But where does this put us now? What of debt and repayment today, in urgent response to both causes/effects of the polycrisis? In the context of global carbon emissions and daily inflicted inequities? How much integrity does a theory hold in the relational arenas—boardrooms, playgrounds, picket lines, courthouses—of practice? What can we say here about the poverty of debt repayment that we can also say with conviction and compassion to someone who lost their family last year in the Pakistan floods? I’m sympathetic with the kind of long-simmering anger that incubates over generations of injustice. I’m primed for it myself, even as I’m nervous about the means warping the ends. Maybe we have to talk about repayment not necessarily as a first step, but a detour in the longer decolonial arc towards relational reciprocity.

Here’s to hoping you have as many neat solutions as I do chaotic questions 😬

Prateek to Irina (21 Sept, 2023)

Chaotic questions for a chaotic time—perhaps a need of the hour! As for neat solutions, I would point to a lot of what you’ve just mentioned. In analyzing this issue of debt in relational terms, you may have unlocked multiple pathways towards some form of resolution.

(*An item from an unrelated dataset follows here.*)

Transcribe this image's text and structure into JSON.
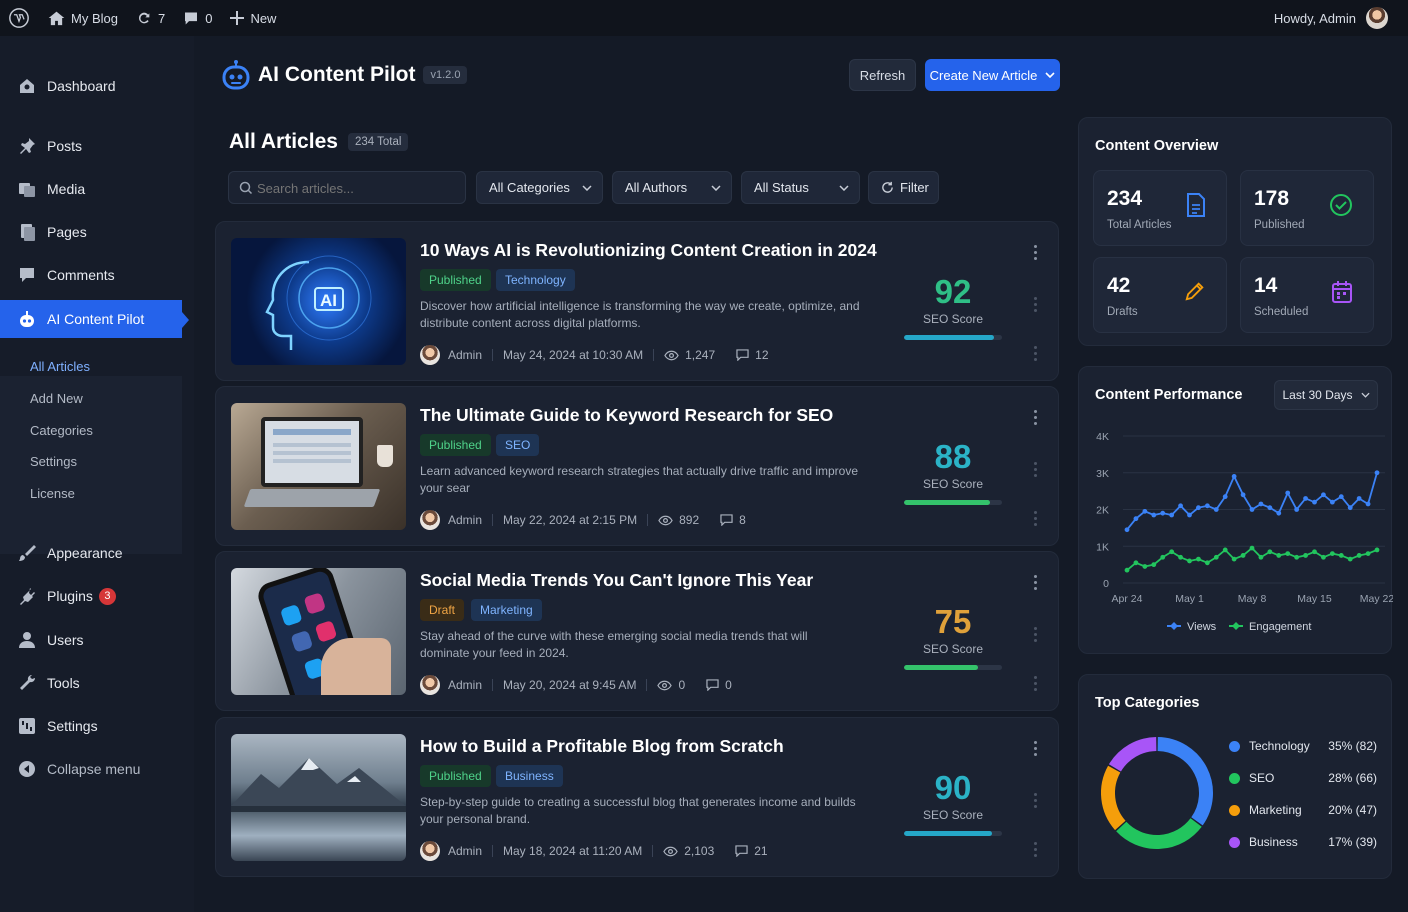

First, relational reciprocity shifts the focus from the debt owed between parties (in monetary terms, or otherwise) to the connections between them instead. Seen this way, even if a complete return may not be possible, there may be ways to cultivate a new integrity in the connections and interrelationships between parties. Second, it allows us to expand what we consider debt, to encompass elements of affective breakdown—trust, respect, agency, justice, violence.

In some ways, to seek monetary reparations from imperialists (past and present) is seeking reconciliation within the terms of what is effectively a colonial economic construction. Borrowing from Audre Lorde, to earn a piece of the “master’s tools” may not restore the dignity of your own (now discontinued? tools). All of this is to say—the first step towards a shared ethic of reciprocity is the delicate establishment of the relationships themselves, with its attendant prerequisites of epistemic, moral, and material justice.

Even so, this approach functions within a longer arc of change and may not directly apply to your charge of responding to the now. Anger drives me as well, more often than not (personally, I find it to be a useful catalyst), especially when the world of former (and current) imperialists would much rather respond to a calamity within Europe than acknowledge the slow rupture of postcolonial and indigenous societies. I say this not to compare tragedies but to point to this hypocrisy, to the unapologetic hierarchy of trauma that exists within global society. I would like to believe that pain can neither be measured nor repaid but it would appear that the Global North thinks and acts otherwise. Some pains seems to be worth more than others.

I have to agree with you. Repayment is a detour, a necessary one. I would add that the urgency of the now might necessitate that this detour instead function as parallel (and sometimes intersecting) streams—repayment, relational reconstruction, and reciprocity existing and executed in tandem, as multiple micro-interventions slowly amalgamating towards a planetary scale solution. Perhaps there’s a framework here. These might also be opportunities to amplify existing relational community practices that you mention—gift economies, grace, and sewa (you’re right), and others. I am reminded here of my mother who, for years now, has been exchanging a tiffin box of food with our neighbour because neither believes in returning it empty. This cycle of debt is relational, felt and embodied and cannot be reduced to an act of balancing accounts.

So I guess you had the solutions all along! I knew I could trust you.